Records from a collection:
Content starts
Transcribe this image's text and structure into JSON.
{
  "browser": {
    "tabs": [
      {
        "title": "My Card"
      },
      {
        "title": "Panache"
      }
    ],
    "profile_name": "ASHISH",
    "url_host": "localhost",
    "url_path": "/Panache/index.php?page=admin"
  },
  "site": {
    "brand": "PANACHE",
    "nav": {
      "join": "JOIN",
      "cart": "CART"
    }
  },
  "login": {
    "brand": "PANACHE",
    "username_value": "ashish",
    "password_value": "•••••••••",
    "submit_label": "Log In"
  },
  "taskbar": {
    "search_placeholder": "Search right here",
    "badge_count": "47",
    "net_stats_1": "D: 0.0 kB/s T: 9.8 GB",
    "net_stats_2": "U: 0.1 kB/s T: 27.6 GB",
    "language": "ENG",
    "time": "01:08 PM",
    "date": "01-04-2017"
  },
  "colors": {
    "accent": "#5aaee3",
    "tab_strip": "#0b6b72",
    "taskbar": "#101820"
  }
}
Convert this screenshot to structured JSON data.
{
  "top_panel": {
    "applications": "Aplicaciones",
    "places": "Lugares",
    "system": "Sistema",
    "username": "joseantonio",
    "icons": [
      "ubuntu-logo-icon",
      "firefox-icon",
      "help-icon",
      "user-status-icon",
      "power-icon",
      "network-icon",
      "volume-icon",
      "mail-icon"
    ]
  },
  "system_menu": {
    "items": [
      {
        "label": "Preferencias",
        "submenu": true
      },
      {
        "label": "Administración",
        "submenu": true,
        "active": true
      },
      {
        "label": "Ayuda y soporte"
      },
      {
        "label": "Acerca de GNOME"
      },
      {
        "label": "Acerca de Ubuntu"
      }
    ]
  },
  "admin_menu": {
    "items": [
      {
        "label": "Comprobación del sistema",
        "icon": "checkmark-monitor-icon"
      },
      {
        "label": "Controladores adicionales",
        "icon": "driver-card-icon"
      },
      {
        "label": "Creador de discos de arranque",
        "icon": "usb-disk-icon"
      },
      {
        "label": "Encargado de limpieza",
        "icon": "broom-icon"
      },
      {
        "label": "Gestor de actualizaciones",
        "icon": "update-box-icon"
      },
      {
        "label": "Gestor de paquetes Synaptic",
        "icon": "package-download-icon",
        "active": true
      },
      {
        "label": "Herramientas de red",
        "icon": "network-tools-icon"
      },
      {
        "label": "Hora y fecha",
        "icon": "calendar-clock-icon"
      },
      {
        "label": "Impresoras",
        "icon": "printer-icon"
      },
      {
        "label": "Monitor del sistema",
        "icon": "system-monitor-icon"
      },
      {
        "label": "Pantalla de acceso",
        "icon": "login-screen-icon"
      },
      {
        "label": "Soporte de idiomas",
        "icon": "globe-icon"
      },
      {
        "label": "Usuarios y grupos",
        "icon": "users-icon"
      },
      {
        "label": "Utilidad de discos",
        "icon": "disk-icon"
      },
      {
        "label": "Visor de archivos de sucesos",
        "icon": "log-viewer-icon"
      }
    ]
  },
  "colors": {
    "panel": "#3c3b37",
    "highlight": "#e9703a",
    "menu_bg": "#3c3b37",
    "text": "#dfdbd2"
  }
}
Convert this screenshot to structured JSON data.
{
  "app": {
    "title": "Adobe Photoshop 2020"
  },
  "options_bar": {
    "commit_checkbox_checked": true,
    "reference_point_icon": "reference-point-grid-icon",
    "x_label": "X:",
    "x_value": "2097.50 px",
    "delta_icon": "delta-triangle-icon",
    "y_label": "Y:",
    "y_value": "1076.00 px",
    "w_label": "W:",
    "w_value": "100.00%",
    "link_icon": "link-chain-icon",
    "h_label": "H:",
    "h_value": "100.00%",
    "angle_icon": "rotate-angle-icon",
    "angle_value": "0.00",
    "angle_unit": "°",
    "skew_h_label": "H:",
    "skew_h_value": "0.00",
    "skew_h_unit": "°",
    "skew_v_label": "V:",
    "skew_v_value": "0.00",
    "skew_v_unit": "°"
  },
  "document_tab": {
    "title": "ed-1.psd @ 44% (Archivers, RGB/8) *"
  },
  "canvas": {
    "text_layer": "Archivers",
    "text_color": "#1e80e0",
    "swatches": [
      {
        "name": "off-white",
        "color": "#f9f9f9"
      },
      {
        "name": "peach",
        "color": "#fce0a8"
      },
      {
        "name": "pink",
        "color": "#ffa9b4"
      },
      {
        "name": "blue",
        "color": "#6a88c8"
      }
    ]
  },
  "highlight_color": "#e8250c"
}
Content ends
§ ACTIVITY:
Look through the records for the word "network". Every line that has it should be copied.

§ SOLUTION TO THIS EXERCISE:
      "network-icon",
        "icon": "network-tools-icon"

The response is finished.